Sunday, 8 March 2015
This article is written by the Charity Commission Outreach team, in celebration of International Women's Day.
Trustees’ Week is into its sixth year, each having built on the success of the last by showcasing the great work of trustees and highlighting the opportunities for people from all walks of life to get involved and make a difference.
The call for charities to consider the benefits of increasing the diversity of their trustee board has been a consistent message of the campaign. A diverse trustee board is more likely to contain a range of skills and experience than a board which is more narrowly based. Where trustees are recruited from a wide range of backgrounds, we believe that the governance arrangements of the charity will benefit.
Unsurprisingly, in comparison to the private sector we have a good story to tell about the diversity on boards.

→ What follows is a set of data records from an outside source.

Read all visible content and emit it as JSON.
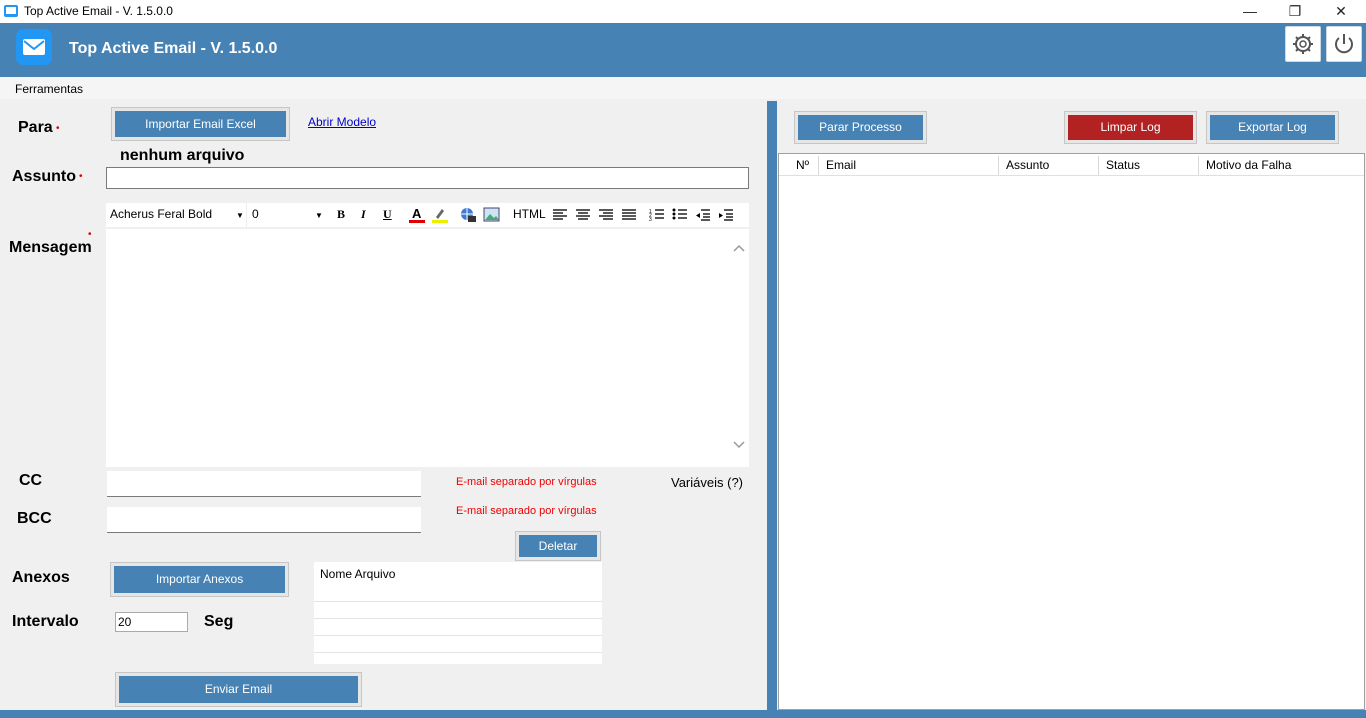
{
  "window": {
    "title": "Top Active Email - V. 1.5.0.0",
    "minimize": "—",
    "restore": "❐",
    "close": "✕"
  },
  "header": {
    "title": "Top Active Email - V. 1.5.0.0",
    "settings_icon": "gear-icon",
    "power_icon": "power-icon"
  },
  "menu": {
    "items": [
      "Ferramentas"
    ]
  },
  "form": {
    "para_label": "Para",
    "import_excel": "Importar Email Excel",
    "open_model": "Abrir Modelo",
    "no_file": "nenhum arquivo",
    "assunto_label": "Assunto",
    "assunto_value": "",
    "mensagem_label": "Mensagem",
    "cc_label": "CC",
    "bcc_label": "BCC",
    "cc_hint": "E-mail separado por vírgulas",
    "bcc_hint": "E-mail separado por vírgulas",
    "variaveis": "Variáveis (?)",
    "delete": "Deletar",
    "anexos_label": "Anexos",
    "import_anexos": "Importar Anexos",
    "attach_header": "Nome Arquivo",
    "intervalo_label": "Intervalo",
    "intervalo_value": "20",
    "seg_label": "Seg",
    "send": "Enviar Email",
    "required_mark": "•"
  },
  "toolbar": {
    "font": "Acherus Feral Bold",
    "size": "0",
    "bold": "B",
    "italic": "I",
    "underline": "U",
    "html": "HTML"
  },
  "log": {
    "stop": "Parar Processo",
    "clear": "Limpar Log",
    "export": "Exportar Log",
    "columns": [
      "Nº",
      "Email",
      "Assunto",
      "Status",
      "Motivo da Falha"
    ]
  },
  "colors": {
    "primary": "#4682b4",
    "danger": "#b22222",
    "hint": "#e00000"
  }
}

However various pieces of research over the last five years have shown that there is still room for improvement; room to increase the number of trustees that have a disability, that come from an ethnic background, that are women, and the number of younger people.
Out of all these, the headline figure for the balance of men and women on boards is the most encouraging – recent research put that figure at 48% of trustees are female, and 52% are male.

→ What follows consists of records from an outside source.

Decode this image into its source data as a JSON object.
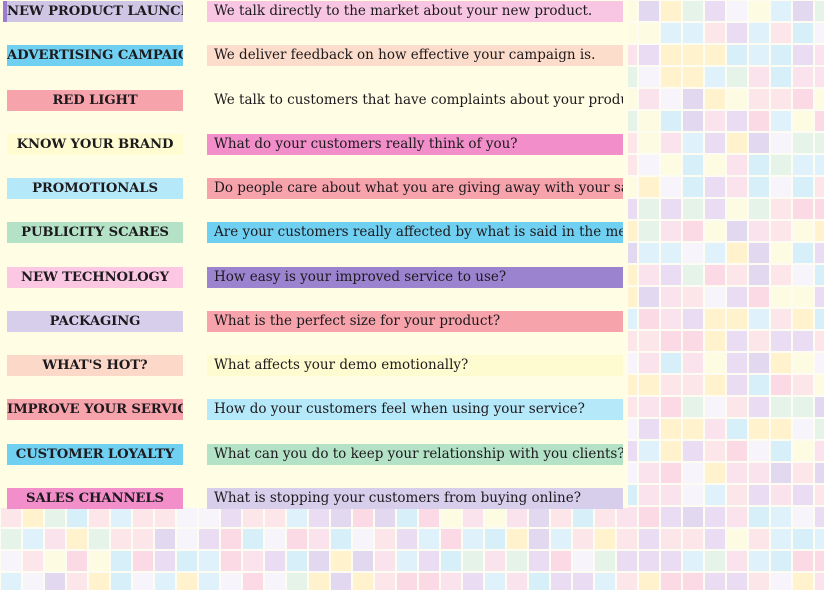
{
  "colors": {
    "panel": "#fffde3",
    "mosaic": [
      "#fbe3ee",
      "#e9dcf3",
      "#dff1fa",
      "#e5f3e8",
      "#fdfbe2",
      "#fbd9e5",
      "#e2d8f0",
      "#fff2cc",
      "#fde6ea",
      "#d7eff8",
      "#f7f4fb"
    ]
  },
  "rows": [
    {
      "name": "new-product-launch",
      "label": "NEW PRODUCT LAUNCH",
      "text": "We talk directly to the market about your new product.",
      "label_bg": "#cfc6e6",
      "desc_bg": "#f8c6e3",
      "bar": "#9b7ccd"
    },
    {
      "name": "advertising-campaign",
      "label": "ADVERTISING CAMPAIGN",
      "text": "We deliver feedback on how effective your campaign is.",
      "label_bg": "#6fd0f2",
      "desc_bg": "#fcdcca",
      "bar": ""
    },
    {
      "name": "red-light",
      "label": "RED LIGHT",
      "text": "We talk to customers that have complaints about your product.",
      "label_bg": "#f7a3ac",
      "desc_bg": "#fffde3",
      "bar": ""
    },
    {
      "name": "know-your-brand",
      "label": "KNOW YOUR BRAND",
      "text": "What do your customers really think of you?",
      "label_bg": "#fffcd2",
      "desc_bg": "#f28fcb",
      "bar": ""
    },
    {
      "name": "promotionals",
      "label": "PROMOTIONALS",
      "text": "Do people care about what you are giving away with your sales?",
      "label_bg": "#b5e8f8",
      "desc_bg": "#f7a3ac",
      "bar": ""
    },
    {
      "name": "publicity-scares",
      "label": "PUBLICITY SCARES",
      "text": "Are your customers really affected by what is said in the media?",
      "label_bg": "#b4e2c6",
      "desc_bg": "#6fd0f2",
      "bar": ""
    },
    {
      "name": "new-technology",
      "label": "NEW TECHNOLOGY",
      "text": "How easy is your improved service to use?",
      "label_bg": "#fbc7e3",
      "desc_bg": "#9c83cf",
      "bar": ""
    },
    {
      "name": "packaging",
      "label": "PACKAGING",
      "text": "What is the perfect size for your product?",
      "label_bg": "#d6ceeb",
      "desc_bg": "#f7a3ac",
      "bar": ""
    },
    {
      "name": "whats-hot",
      "label": "WHAT'S HOT?",
      "text": "What affects your demo emotionally?",
      "label_bg": "#fcd8c8",
      "desc_bg": "#fffbd0",
      "bar": ""
    },
    {
      "name": "improve-your-service",
      "label": "IMPROVE YOUR SERVICE",
      "text": "How do your customers feel when using your service?",
      "label_bg": "#f7a3ac",
      "desc_bg": "#b5e8f8",
      "bar": ""
    },
    {
      "name": "customer-loyalty",
      "label": "CUSTOMER LOYALTY",
      "text": "What can you do to keep your relationship with you clients?",
      "label_bg": "#6fd0f2",
      "desc_bg": "#b4e2c6",
      "bar": ""
    },
    {
      "name": "sales-channels",
      "label": "SALES CHANNELS",
      "text": "What is stopping your customers from buying online?",
      "label_bg": "#f28fcb",
      "desc_bg": "#d6ceeb",
      "bar": ""
    }
  ]
}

International Women’s Day is a time to recognise the position the sector is in and to showcase the great work of female trustees.
But it is also an opportunity to encourage more women to step forward and more trustee boards to reflect on how diverse they are. Despite the encouraging headline figure, when we look more closely it becomes apparent that although some sub-sectors do have balanced boards others still have room for improvement.
According to an NCVO almanac, health charities and village halls had the most equal split of male and female trustees. However, out of eighteen sub-sectors only four had more female trustees than male trustees. Take a moment to think about who sits on your board. Could it be more balanced?
If the answer is yes then there may be some simple changes you can make to the way you recruit your trustees.
A study by the Institute of Philanthropy found that around half of trustees are appointed through personal recommendations which can lead to recruitment from a narrow pool. There are a number of services that can assist charities in their search for trustees; broadening the pool and finding those that will have the right skills and will make the best fit for the charity.
Achieving greater diversity at board level may include having some trustees from parts of the community which have traditionally not played a large part in the charity. This is not about imposing modern values on traditional charities, but about trustees putting the interests of the charity first by establishing effective governance.
If your answer was yes - your board should be better balanced, then some of the supporters of Trustees' Week may be able to help: Getting on Board and Reach Volunteering both offer services to help match a charity with a new trustee.
This year’s theme for International Women’s Day is #MakeItHappen; encouraging effective action for advancing and recognising women. Take time to reflect on the make-up of your trustee board and whether it could be better.
Posted by Trustees' Week at Sunday, March 08, 2015